▸ **DIRECTIONS**:
All the lines below need to be output exactly, apart from any images.

◇ ◇ ◇ ◇

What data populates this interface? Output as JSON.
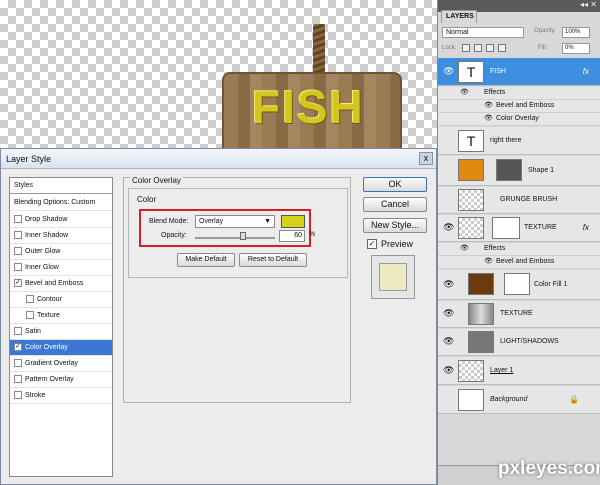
{
  "canvas": {
    "sign_text": "FISH"
  },
  "dialog": {
    "title": "Layer Style",
    "close": "x",
    "styles": [
      {
        "label": "Styles",
        "checkbox": false,
        "checked": false
      },
      {
        "label": "Blending Options: Custom",
        "checkbox": false,
        "checked": false
      },
      {
        "label": "Drop Shadow",
        "checkbox": true,
        "checked": false
      },
      {
        "label": "Inner Shadow",
        "checkbox": true,
        "checked": false
      },
      {
        "label": "Outer Glow",
        "checkbox": true,
        "checked": false
      },
      {
        "label": "Inner Glow",
        "checkbox": true,
        "checked": false
      },
      {
        "label": "Bevel and Emboss",
        "checkbox": true,
        "checked": true
      },
      {
        "label": "Contour",
        "checkbox": true,
        "checked": false
      },
      {
        "label": "Texture",
        "checkbox": true,
        "checked": false
      },
      {
        "label": "Satin",
        "checkbox": true,
        "checked": false
      },
      {
        "label": "Color Overlay",
        "checkbox": true,
        "checked": true
      },
      {
        "label": "Gradient Overlay",
        "checkbox": true,
        "checked": false
      },
      {
        "label": "Pattern Overlay",
        "checkbox": true,
        "checked": false
      },
      {
        "label": "Stroke",
        "checkbox": true,
        "checked": false
      }
    ],
    "section_title": "Color Overlay",
    "group_title": "Color",
    "blend_mode_label": "Blend Mode:",
    "blend_mode_value": "Overlay",
    "overlay_color": "#d6d11a",
    "opacity_label": "Opacity:",
    "opacity_value": "60",
    "opacity_unit": "%",
    "opacity_fraction": 0.6,
    "make_default": "Make Default",
    "reset_default": "Reset to Default",
    "ok": "OK",
    "cancel": "Cancel",
    "new_style": "New Style...",
    "preview_label": "Preview",
    "preview_checked": true,
    "check_mark": "✓",
    "selected_style_color": "#3b78d6"
  },
  "layers_panel": {
    "tab": "LAYERS",
    "header_controls": "◂◂ ✕",
    "blend_mode": "Normal",
    "opacity_label": "Opacity:",
    "opacity_value": "100%",
    "lock_label": "Lock:",
    "fill_label": "Fill:",
    "fill_value": "0%",
    "fx_symbol": "fx",
    "effects_label": "Effects",
    "eye_symbol": "👁",
    "text_thumb": "T",
    "layers": [
      {
        "name": "FISH",
        "selected": true,
        "effects": [
          "Bevel and Emboss",
          "Color Overlay"
        ]
      },
      {
        "name": "right there"
      },
      {
        "name": "Shape 1"
      },
      {
        "name": "GRUNGE BRUSH"
      },
      {
        "name": "TEXTURE",
        "effects": [
          "Bevel and Emboss"
        ]
      },
      {
        "name": "Color Fill 1"
      },
      {
        "name": "TEXTURE"
      },
      {
        "name": "LIGHT/SHADOWS"
      },
      {
        "name": "Layer 1"
      },
      {
        "name": "Background"
      }
    ],
    "selected_color": "#3e8ee0"
  },
  "watermark": "pxleyes.com"
}
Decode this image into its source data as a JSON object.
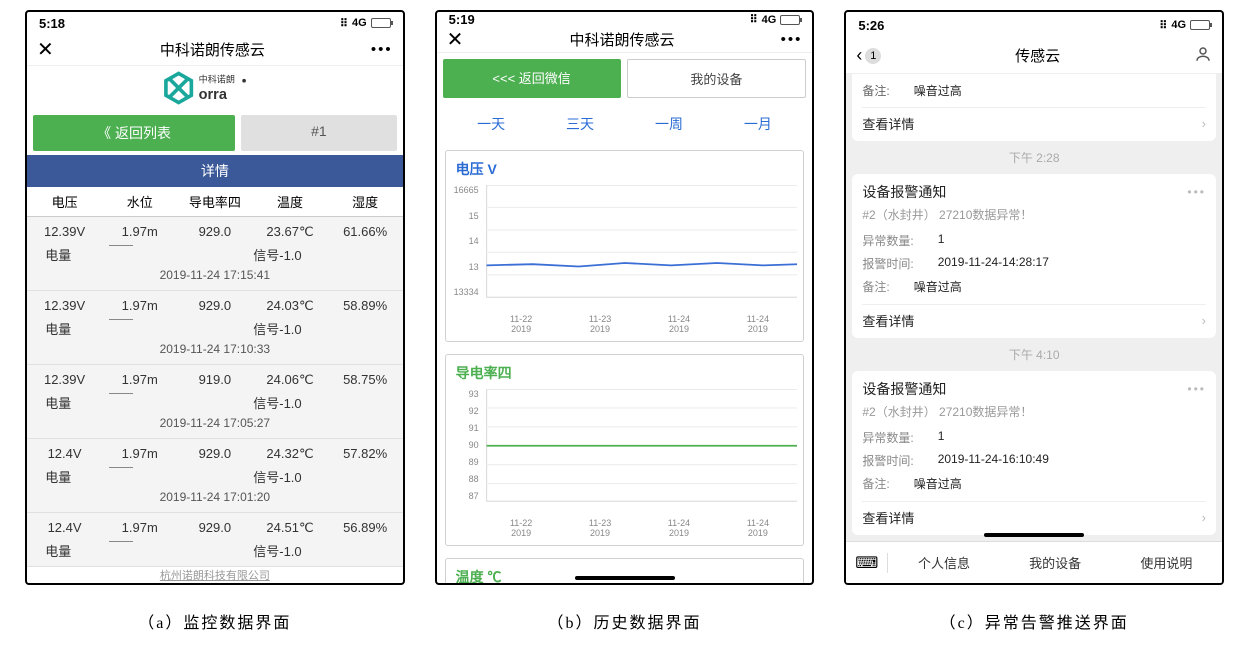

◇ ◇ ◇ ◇

▸ **EXERCISE OUTPUT**:
What data populates this interface? Output as JSON.
{
  "canvas": {
    "sign_text": "FISH"
  },
  "dialog": {
    "title": "Layer Style",
    "close": "x",
    "styles": [
      {
        "label": "Styles",
        "checkbox": false,
        "checked": false
      },
      {
        "label": "Blending Options: Custom",
        "checkbox": false,
        "checked": false
      },
      {
        "label": "Drop Shadow",
        "checkbox": true,
        "checked": false
      },
      {
        "label": "Inner Shadow",
        "checkbox": true,
        "checked": false
      },
      {
        "label": "Outer Glow",
        "checkbox": true,
        "checked": false
      },
      {
        "label": "Inner Glow",
        "checkbox": true,
        "checked": false
      },
      {
        "label": "Bevel and Emboss",
        "checkbox": true,
        "checked": true
      },
      {
        "label": "Contour",
        "checkbox": true,
        "checked": false
      },
      {
        "label": "Texture",
        "checkbox": true,
        "checked": false
      },
      {
        "label": "Satin",
        "checkbox": true,
        "checked": false
      },
      {
        "label": "Color Overlay",
        "checkbox": true,
        "checked": true
      },
      {
        "label": "Gradient Overlay",
        "checkbox": true,
        "checked": false
      },
      {
        "label": "Pattern Overlay",
        "checkbox": true,
        "checked": false
      },
      {
        "label": "Stroke",
        "checkbox": true,
        "checked": false
      }
    ],
    "section_title": "Color Overlay",
    "group_title": "Color",
    "blend_mode_label": "Blend Mode:",
    "blend_mode_value": "Overlay",
    "overlay_color": "#d6d11a",
    "opacity_label": "Opacity:",
    "opacity_value": "60",
    "opacity_unit": "%",
    "opacity_fraction": 0.6,
    "make_default": "Make Default",
    "reset_default": "Reset to Default",
    "ok": "OK",
    "cancel": "Cancel",
    "new_style": "New Style...",
    "preview_label": "Preview",
    "preview_checked": true,
    "check_mark": "✓",
    "selected_style_color": "#3b78d6"
  },
  "layers_panel": {
    "tab": "LAYERS",
    "header_controls": "◂◂ ✕",
    "blend_mode": "Normal",
    "opacity_label": "Opacity:",
    "opacity_value": "100%",
    "lock_label": "Lock:",
    "fill_label": "Fill:",
    "fill_value": "0%",
    "fx_symbol": "fx",
    "effects_label": "Effects",
    "eye_symbol": "👁",
    "text_thumb": "T",
    "layers": [
      {
        "name": "FISH",
        "selected": true,
        "effects": [
          "Bevel and Emboss",
          "Color Overlay"
        ]
      },
      {
        "name": "right there"
      },
      {
        "name": "Shape 1"
      },
      {
        "name": "GRUNGE BRUSH"
      },
      {
        "name": "TEXTURE",
        "effects": [
          "Bevel and Emboss"
        ]
      },
      {
        "name": "Color Fill 1"
      },
      {
        "name": "TEXTURE"
      },
      {
        "name": "LIGHT/SHADOWS"
      },
      {
        "name": "Layer 1"
      },
      {
        "name": "Background"
      }
    ],
    "selected_color": "#3e8ee0"
  },
  "watermark": "pxleyes.com"
}
Decode this image into its source data as a JSON object.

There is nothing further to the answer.